» Work task: Say how many lines in the entries hold the string "this", giving the number by itself.
---------- Supplied data ----------
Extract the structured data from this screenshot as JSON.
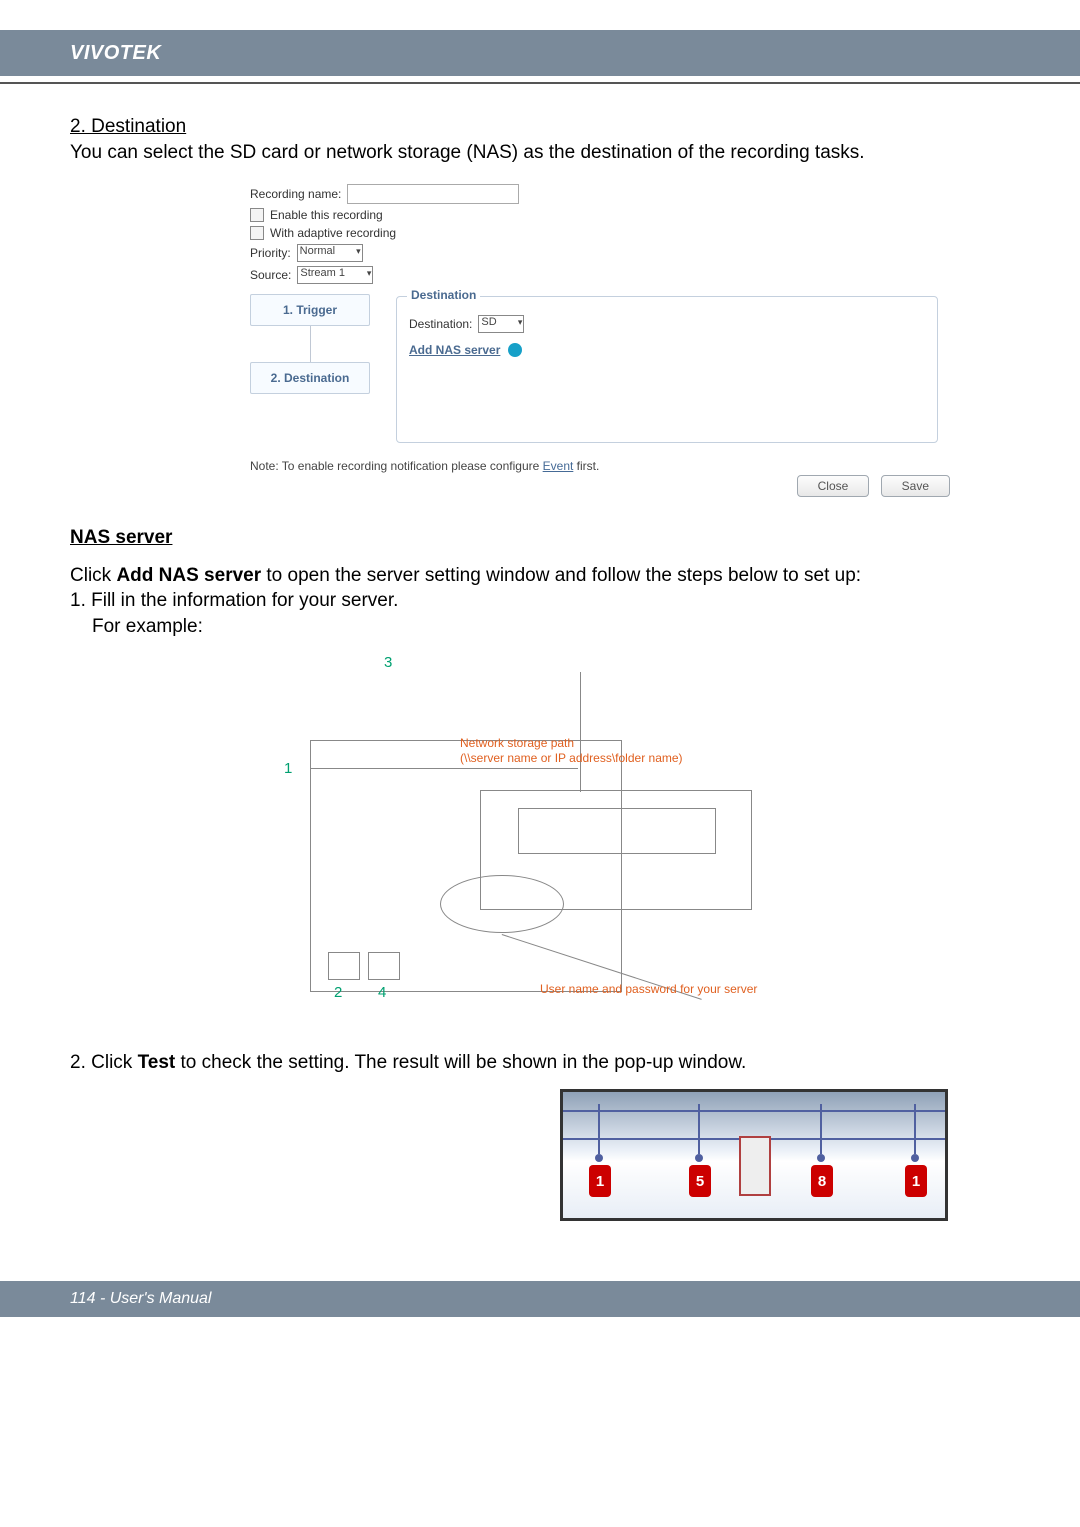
{
  "brand": "VIVOTEK",
  "section": {
    "title": "2. Destination",
    "intro": "You can select the SD card or network storage (NAS) as the destination of the recording tasks."
  },
  "form": {
    "recording_name_label": "Recording name:",
    "enable_label": "Enable this recording",
    "adaptive_label": "With adaptive recording",
    "priority_label": "Priority:",
    "priority_value": "Normal",
    "source_label": "Source:",
    "source_value": "Stream 1"
  },
  "wizard": {
    "step1": "1.  Trigger",
    "step2": "2.  Destination",
    "dest_legend": "Destination",
    "dest_label": "Destination:",
    "dest_value": "SD",
    "add_nas": "Add NAS server"
  },
  "note_prefix": "Note: To enable recording notification please configure ",
  "note_link": "Event",
  "note_suffix": " first.",
  "buttons": {
    "close": "Close",
    "save": "Save"
  },
  "nas": {
    "heading": "NAS server",
    "intro_1": "Click ",
    "intro_bold": "Add NAS server",
    "intro_2": " to open the server setting window and follow the steps below to set up:",
    "step1": "1. Fill in the information for your server.",
    "example": "For example:",
    "callouts": {
      "n1": "1",
      "n2": "2",
      "n3": "3",
      "n4": "4",
      "path_label1": "Network storage path",
      "path_label2": "(\\\\server name or IP address\\folder name)",
      "creds_label": "User name and password for your server"
    },
    "step2_a": "2. Click ",
    "step2_b": "Test",
    "step2_c": " to check the setting. The result will be shown in the pop-up window."
  },
  "lan_cams": [
    "1",
    "5",
    "8",
    "1"
  ],
  "footer": "114 - User's Manual"
}
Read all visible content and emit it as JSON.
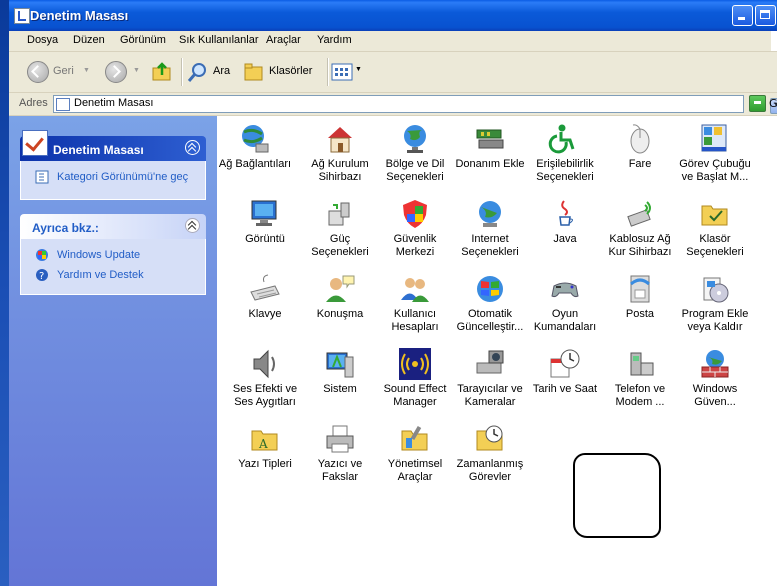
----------
» Problem solution: 2